I’m finally showing you the quilt I finished last month. Several years ago I was using Bonnie’s Scrap User’s System, which was a great way to get scraps used up. I never made any intricate traditional quilt patterns, but I did a couple like this. Shortly before we started major remodeling and I moved all my sewing stuff into bins in the attic, I had put several strips together in a blue, green, yellow/brown color scheme.

A few months ago I started bringing sewing stuff down from the attic, and I found these. Everything that survived the attic exile had to be washed, and these were no exception. Some of the strips lost some width in washing. I sewed the strips together side to side and then had the start of a quilt, but it was far too small for an entire quilt top. So I added very wide borders from thrifted vintage sheets and used a second vintage sheet of the same pattern on the back. I like the way it turned out.

This has become Hannah’s quilt.

Shhhh! Don’t tell my swap partner!

Pattern found here.

One lesson learned a hard way. Lace is hard. It’s confusing. If you make a mistake, often the only way to figure it out is to rip the entire thing out and start over. But someone on my Ravelry forum mentioned lifelines. I’d never heard of these, so looked them up.

About every 10 rows, you use a tapestry needle to run scrap yarn through the work where the needle is. Make sure you don’t incorporate the scrap yarn into the work, and keep going. If you make a mistake and need to frog (rippit! rippit!), you can rip back to the lifeline, instead of all the way back to the beginning. The shred of sanity I still had has been preserved!

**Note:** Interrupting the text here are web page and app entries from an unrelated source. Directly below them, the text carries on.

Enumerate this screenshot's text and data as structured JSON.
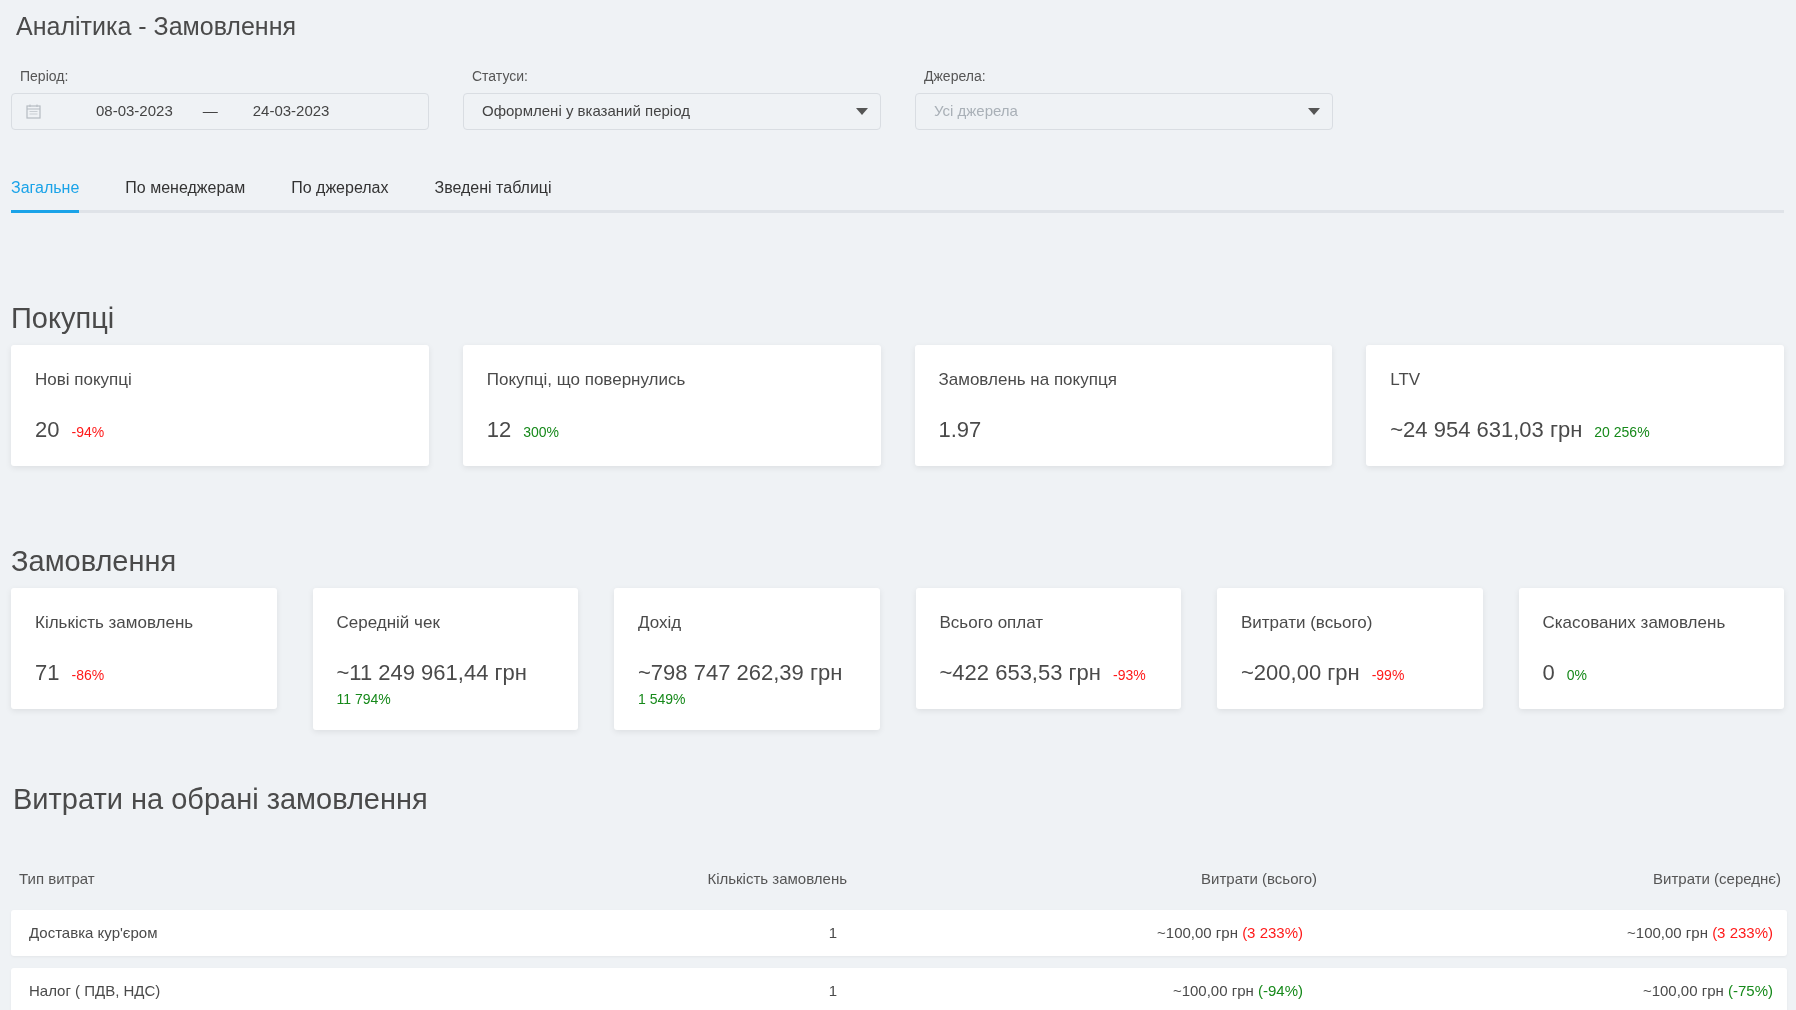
{
  "title": "Аналітика - Замовлення",
  "filters": {
    "period": {
      "label": "Період:",
      "from": "08-03-2023",
      "separator": "—",
      "to": "24-03-2023"
    },
    "statuses": {
      "label": "Статуси:",
      "value": "Оформлені у вказаний період"
    },
    "sources": {
      "label": "Джерела:",
      "placeholder": "Усі джерела"
    }
  },
  "tabs": [
    {
      "label": "Загальне",
      "selected": true
    },
    {
      "label": "По менеджерам",
      "selected": false
    },
    {
      "label": "По джерелах",
      "selected": false
    },
    {
      "label": "Зведені таблиці",
      "selected": false
    }
  ],
  "sections": [
    {
      "heading": "Покупці",
      "metrics": [
        {
          "label": "Нові покупці",
          "value": "20",
          "change": {
            "text": "-94%",
            "color": "#ff1a1a"
          }
        },
        {
          "label": "Покупці, що повернулись",
          "value": "12",
          "change": {
            "text": "300%",
            "color": "#16891a"
          }
        },
        {
          "label": "Замовлень на покупця",
          "value": "1.97"
        },
        {
          "label": "LTV",
          "value": "~24 954 631,03 грн",
          "change": {
            "text": "20 256%",
            "color": "#16891a"
          }
        }
      ]
    },
    {
      "heading": "Замовлення",
      "metrics": [
        {
          "label": "Кількість замовлень",
          "value": "71",
          "change": {
            "text": "-86%",
            "color": "#ff1a1a"
          }
        },
        {
          "label": "Середній чек",
          "value": "~11 249 961,44 грн",
          "change": {
            "text": "11 794%",
            "color": "#16891a"
          }
        },
        {
          "label": "Дохід",
          "value": "~798 747 262,39 грн",
          "change": {
            "text": "1 549%",
            "color": "#16891a"
          }
        },
        {
          "label": "Всього оплат",
          "value": "~422 653,53 грн",
          "change": {
            "text": "-93%",
            "color": "#ff1a1a"
          }
        },
        {
          "label": "Витрати (всього)",
          "value": "~200,00 грн",
          "change": {
            "text": "-99%",
            "color": "#ff1a1a"
          }
        },
        {
          "label": "Скасованих замовлень",
          "value": "0",
          "change": {
            "text": "0%",
            "color": "#16891a"
          }
        }
      ]
    }
  ],
  "expenses": {
    "heading": "Витрати на обрані замовлення",
    "columns": [
      "Тип витрат",
      "Кількість замовлень",
      "Витрати (всього)",
      "Витрати (середнє)"
    ],
    "rows": [
      {
        "type": "Доставка кур'єром",
        "count": "1",
        "total": {
          "amount": "~100,00 грн",
          "change": "(3 233%)",
          "color": "#ff1a1a"
        },
        "average": {
          "amount": "~100,00 грн",
          "change": "(3 233%)",
          "color": "#ff1a1a"
        }
      },
      {
        "type": "Налог ( ПДВ, НДС)",
        "count": "1",
        "total": {
          "amount": "~100,00 грн",
          "change": "(-94%)",
          "color": "#16891a"
        },
        "average": {
          "amount": "~100,00 грн",
          "change": "(-75%)",
          "color": "#16891a"
        }
      }
    ]
  }
}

Knitting is my newest obsession. I’ve only not gone stark raving mad with it because I have imposed on myself the one in, two out rule for my craft stuff. I can’t buy anything unless I get rid of two things. I may sell them or donate them or throw them away or give them away or use them all up, but go they must.

I found this pattern on Ravelry, as one of the suggested patterns for a group KAL (knit-a-long). I’ve been wanting to do lace.

So I took two craft books to the thrift store this morning and bought this lovely yarn.

And I’m having a good time with it.

You can find me on ravelry as “prairiesarah”.

Forgive my crude sense of humor, but every time I repurpose old sheets, I want to use this joke.

I’ve been washing and cutting fabric for the shop and have lots and lots of extras that don’t make fat quarters or yardage. So I’ve been slicing it up into 5-inch squares and 2.5 inch strips, oddly shaped strings, and pieces too small to eek seam allowances out of.

What better to use up strips than a log cabin?

I can’t wait to see how this will turn out!

Follow

Get every new post delivered to your Inbox.